- The transition to a circular economy
- Pollution prevention and control
- The protection and restoration of biodiversity and ecosystems
But the benefit of demonstrating ESG credentials is also substantial. Investors are flocking to ethical ESG funds, and eager to lend money at low rates to companies who are active in pursuing green strategies. Currently, some €22 trillion of ESG allocated funds are being managed – a 1000% increase from 10 years ago.
On September 3rd 2021, Mondēlez International successfully issued €2 billion of Green Bonds.
I am proud to announce that we successfully placed our first green bond offering – the largest issuance to date within our industryDirk Van de Put, Chairman and Chief Executive Officer
Obligations of Public and Responsible Private Companies
As each company is unique, there is no universally applicable ESG assessment approach. There are ESG metrics that have specific importance in certain industries and companies.
If you are a public company, you must abide by the rules of the stock exchange on which you are listed, for example, the FTSE 100 in the UK, or the NYSE in the US. These exchanges have regulators, the Financial Conduct Authority (FCA) in the UK and the Securities and Exchange Commission (SEC) in the US.
The regulators monitor how companies communicate their potential future financial performance, which is a crucial part of maintaining a fair and healthy market. Companies that mislead, mischaracterise, play down or play up events, will fall foul of the regulator.
A company might withhold either purposefully, or through negligence, information that would affect the share price. Facebook stock plunged after a whistleblower testified that Facebook put profits above people. The company internally knew the damage they were doing to society through algorithms that favoured harmful news, when investors (and the public) found out, the share price plummeted.
What would happen if a chocolate company found itself the subject of a television documentary that uncovered illegal deforestation in their supply chain? Their goods could be seized at the port, administrative fines could be imposed, and they could be put onto a list of higher risk companies resulting in a reduced credit rating and higher borrowing costs.
Investors might initiate civil lawsuits against the Directors, and the actual cost, as well as reputational damage, might be severe.
Consequently, companies that meet the size criteria, will be required to fill out annual statements about their sustainability programmes, highlighting risks and progress. These are made public so they can inform both investment decisions and be used by ESG rating agencies.
The rating agencies will use these reports, combined with other information, to assign each company a risk rating. Much in the same way as the credit rating agencies give credit scores to businesses.
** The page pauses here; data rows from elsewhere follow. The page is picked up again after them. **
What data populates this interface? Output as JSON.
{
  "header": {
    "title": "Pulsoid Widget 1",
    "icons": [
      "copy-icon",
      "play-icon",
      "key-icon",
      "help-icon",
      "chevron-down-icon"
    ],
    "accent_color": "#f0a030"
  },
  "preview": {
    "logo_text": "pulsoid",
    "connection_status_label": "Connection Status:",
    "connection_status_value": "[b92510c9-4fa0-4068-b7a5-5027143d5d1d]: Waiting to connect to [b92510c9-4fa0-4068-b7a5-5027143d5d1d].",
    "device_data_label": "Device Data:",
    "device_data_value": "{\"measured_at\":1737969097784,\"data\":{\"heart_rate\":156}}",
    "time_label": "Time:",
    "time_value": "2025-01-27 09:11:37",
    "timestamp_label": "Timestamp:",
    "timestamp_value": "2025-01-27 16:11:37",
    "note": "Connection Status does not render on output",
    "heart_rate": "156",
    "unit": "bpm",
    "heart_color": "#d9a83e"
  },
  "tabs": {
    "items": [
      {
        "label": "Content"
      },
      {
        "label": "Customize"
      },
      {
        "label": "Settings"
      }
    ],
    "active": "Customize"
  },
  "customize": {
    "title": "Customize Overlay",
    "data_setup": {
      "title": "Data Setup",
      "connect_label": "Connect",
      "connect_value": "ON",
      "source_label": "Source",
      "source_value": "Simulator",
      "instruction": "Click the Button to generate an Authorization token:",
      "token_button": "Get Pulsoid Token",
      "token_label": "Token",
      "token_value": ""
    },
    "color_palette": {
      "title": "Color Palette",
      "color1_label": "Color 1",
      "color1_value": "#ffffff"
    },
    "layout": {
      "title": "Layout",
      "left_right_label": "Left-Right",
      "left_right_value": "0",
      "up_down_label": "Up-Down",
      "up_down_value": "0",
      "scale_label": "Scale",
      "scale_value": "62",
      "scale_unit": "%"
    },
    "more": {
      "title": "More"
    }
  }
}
The most frustrating part of covering the chocolate industry in particular, although it can apply to coffee companies too, is trying to uncover the meaning of specific words in their press releases. Frequently, they are not to be found, or if they exist, are buried under layers of nested references. So, I personally, am very much looking forward to seeing how the industry adopts these reporting changes.